IT'S THAT TIME OF YEAR when you start noticing all the for-sale signs in your neighborhood. So when I thought about interviewing Dave Stevens this month, I wondered what he remembers about buying his first house. [paragraph] The chief executive officer and president of the Mortgage Bankers Association (MBA) spends a lot of time advocating for giving others the chance to buy a house, but how did his first house change his life?
Well for one thing, he had to buy a lawnmower.
He had a good-sized yard and had to cut the grass.
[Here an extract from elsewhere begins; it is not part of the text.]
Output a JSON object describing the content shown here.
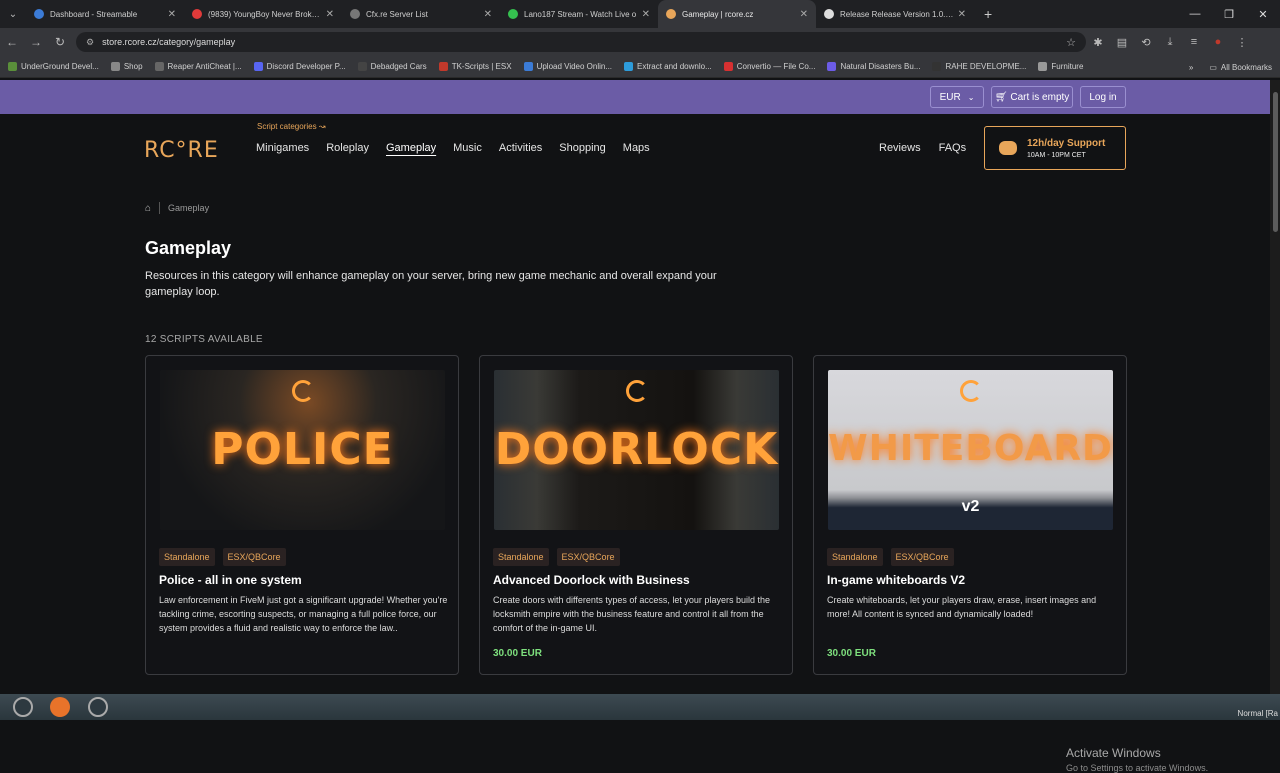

He bought a rambler-style house in Denver on East La Salle back in 1984 for about $73,400. He assumed a 30-year fixed-rate Federal Housing Administration (FHA) loan.
He also had to put up a chain-link fence for his golden retriever, Sam. Stevens poured the concrete and rolled out the fence segments. He installed a new front door and put up wallpaper. (Pretty hard-core for a newbie homeowner.) But he recalls being short on funds or "broke" as he put it, so that was the only option.
So, I wondered is he still a DIY (do-it-yourself) kind of guy? Would you find him, say, in a Home Depot on the weekend? "No," he says, pretty emphatically.
Today he lives in the city, runs a business and has less time for do-it-yourself jobs than he did when he was 30.
But back then, it was all about wealth-building and the belief in real estate as the first step in getting ahead.
I interviewed Stevens in early May-- the start of spring home-buying season--and I wanted to get his take on the state of the market. He was just finishing an email to presidential aspirant (kinda/sorta) Jeb Bush. (They apparently exchange emails on housing topics.) So I knew he was in the housing-policy mindset. (He also had just been approved for some kind of Twitter[R] account thing. He seemed pretty excited.)
But I wanted to ask about some of the biggest things standing in the way of more young families making their first purchase today.
He launched into what he sees as the core problems. He pinpointed an excessive enforcement environment where lenders fear suits by the Department of Justice (DOJ) for not manufacturing perfect, error-free loans. He said that's the kind of loan production--especially if you are a very large lender-- that is not humanly possible.
As a result, he says lenders are finally saying "they've had enough," as witnessed by one of the highest-quality FHA originators filing a proactive suit against DOJ, in the case of Quicken Loans.